Anna Christina (Kia) Nobre
Anna Christina Nobre (known as Kia Nobre) is Professor of Cognitive Neuroscience at the University of Oxford and Tutorial Fellow in Psychology at New College Oxford. She is the Director of the Oxford Centre for Human Brain Activity (OHBA) at the Department of Psychiatry; Head of the Brain & Cognition Laboratory (B&C) at the Department of Experimental Psychology; and, together with Professor Miles Hewstone, Co-Director of the Oxford Social Neuroscience Laboratory (OXSONE) in the Department of Experimental Psychology. She is also Adjunct Professor in the Department of Neurology at Northwestern University, where she has a longstanding collaboration with members of the Cognitive Neurology and Alzheimer’s Disease Center (CNADC).
Professor Nobre holds many positions of responsibility at the University of Oxford and in the cognitive neuroscience community at large. She is the Psychology and Neuroscience Delegate for the Oxford University Press (OUP), member of the Wellcome Trust Neuroscience and Mental Health Funding Committee, advisor to the James S. McDonnell Foundation Program in Understanding Human Cognition, and serves on the editorial board of several journals.
The primary objective of Nobre’s research is to reveal the organizational principles of the neural systems that support cognitive functions in the human brain.

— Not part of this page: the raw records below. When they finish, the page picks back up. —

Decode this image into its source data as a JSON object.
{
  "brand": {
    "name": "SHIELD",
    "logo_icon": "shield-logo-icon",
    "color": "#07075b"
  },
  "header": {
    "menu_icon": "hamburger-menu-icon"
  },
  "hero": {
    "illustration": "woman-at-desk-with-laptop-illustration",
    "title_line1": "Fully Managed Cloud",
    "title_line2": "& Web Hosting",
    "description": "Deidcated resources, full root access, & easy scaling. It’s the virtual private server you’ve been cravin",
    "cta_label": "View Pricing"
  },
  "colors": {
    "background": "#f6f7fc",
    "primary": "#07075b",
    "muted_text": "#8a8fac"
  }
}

Current work in her laboratory investigates the dynamic regulation of perception, action and memory by changing predictions, task goals and motivation -- “attentional orienting”. Current projects investigate how different types of expectations are generated (e.g., spatial, temporal, motivational) and how they modulate different aspects of neural processing. Areas of particular interest are: the interplay between attention and memory, the role of temporal expectations and synchronisation in modulating perception, and the integration of predictive signals to guide perception and decision-making. The laboratory also plans to test the role that these basic and varied attentional modulatory mechanisms play in psychological disorders.

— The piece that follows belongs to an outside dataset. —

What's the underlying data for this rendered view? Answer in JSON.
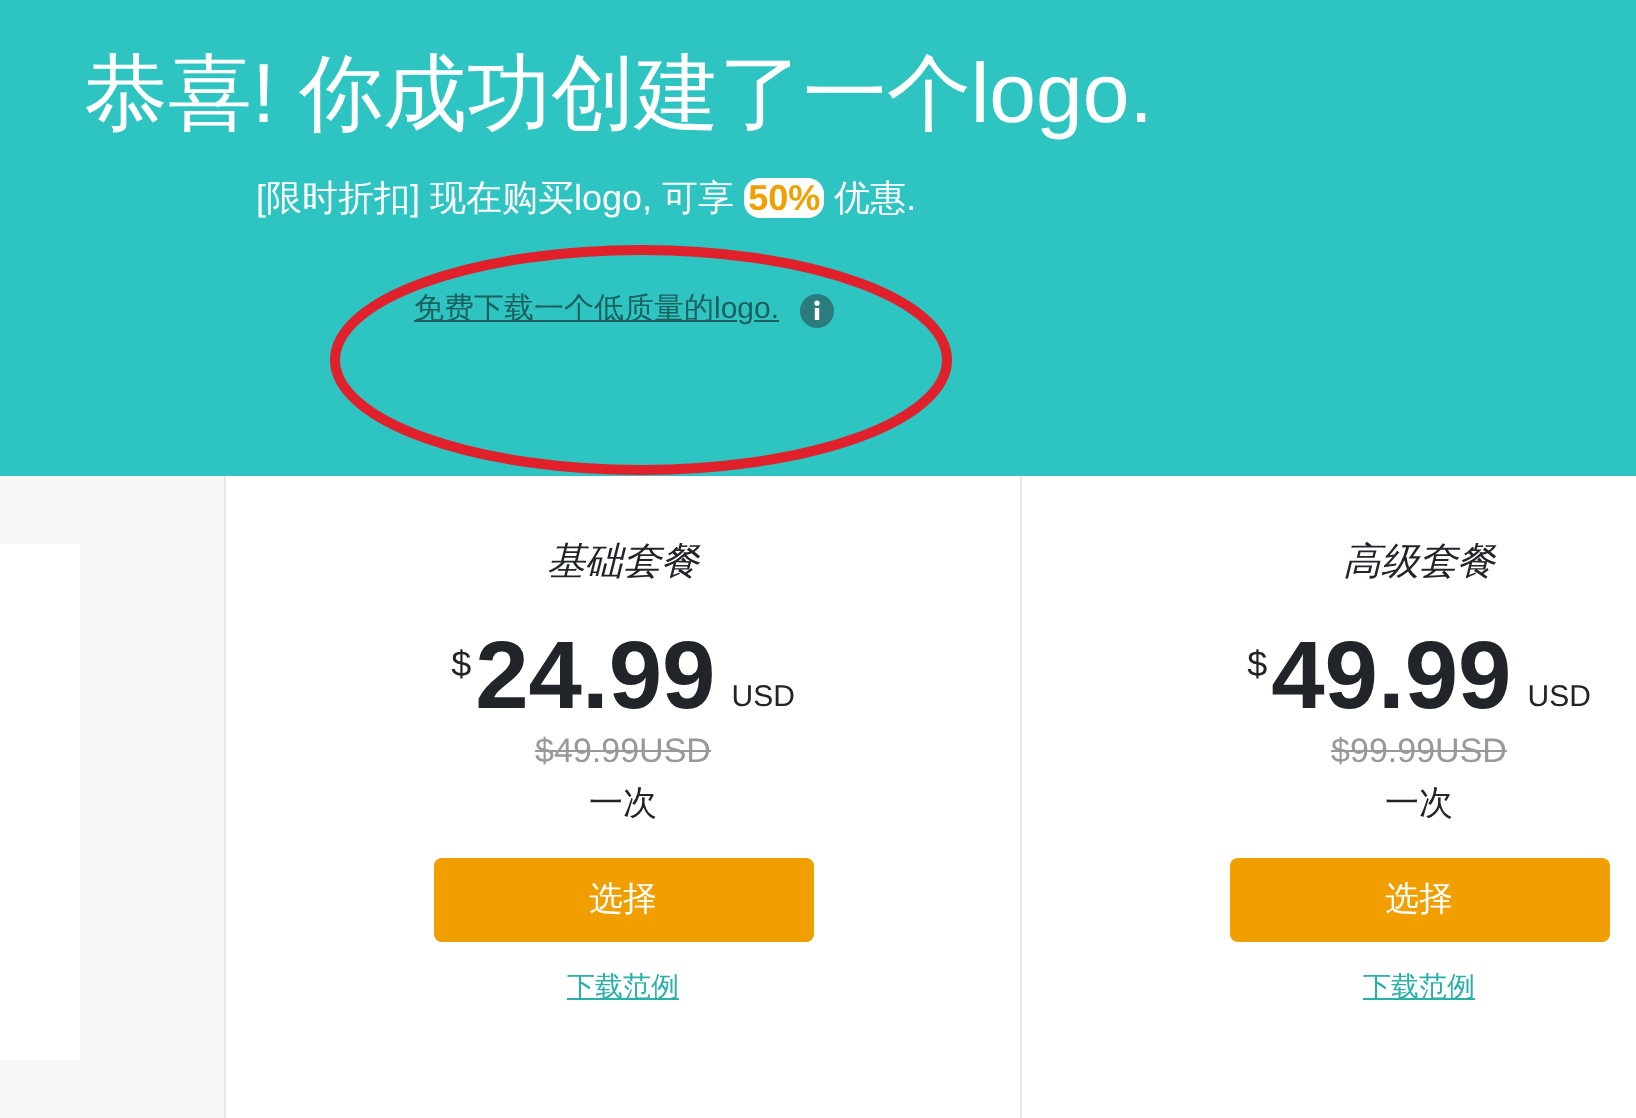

Her methodological approach is to combine a variety of complementary non-invasive techniques to measure the human brain at work. The multi-methodological approach affords a balanced grasp of conceptual issues. The laboratory is unusual in its mastery of multiple brain-imaging and related methods, including magnetoencephalography (MEG), electroencephaography (EEG) and event-related potentials (ERPs), functional magnetic-resonance imaging (fMRI), transcranial magnetic stimulation (TMS), and eye-tracking. The laboratory is also a pioneer in combining and integrating methods, such as simultaneous EEG/TMS and EEG/fMRI.
Funding for the research in the Brain & Cognition Laboratory has come primarily from the Wellcome Trust, Biotechnology and Biological Sciences Research Council (BBSRC), and James S. McDonnell Foundation (JSMF). In addition, members of the lab have been supported by the Medical Research Council (MRC), Royal Society, Clarendon Fund, John Fell Fund, Programme Alban, New College Oxford, St John’s College Oxford, Spanish Ministry of Education and Culture, Marshall Scholarship, and Commonwealth Scholarship. The Brain & Cognition Laboratory has also collaborated on industrial projects, holding research contracts with GlaxoSmithKline and Unilever.
Kia Nobre was born and raised in Rio de Janeiro, Brazil. She completed her primary and secondary education at the Escola Americana do Rio de Janeiro, and her undergraduate studies at Williams College, Massachusetts, USA. She obtained her PhD from Yale University (1992), supervised by Gregory McCarthy. Her doctoral thesis work used scalp and intracranial EEG recordings to investigate linguistic processing in the human brain and its modulation by selective attention. She remained with McCarthy as a postdoctoral fellow (1992-3), contributing to some of the earliest fMRI studies of cognition, and then became Instructor at Harvard Medical School, doing postdoctoral research at the Behavioral Neurology Unit of Beth Israel Hospital (1993-4). She moved to the University of Oxford as the Astor & Todd Bird Junior Research Fellow in Psychology at New College Oxford and as McDonnell Pew Lecturer in Cognitive Neuroscience (1994-6), when she set up the Brain & Cognition Laboratory. In 1996, she took up a position as University Lecturer in the Department of Experimental Psychology and as Tutorial Fellow at New College; and has been promoted to Professor in Cognitive Neuroscience. She also holds an Adjunct Professor position at Northwestern University in Chicago, USA, where she has maintained her active collaboration with Marsel Mesulam, which she initiated at Harvard.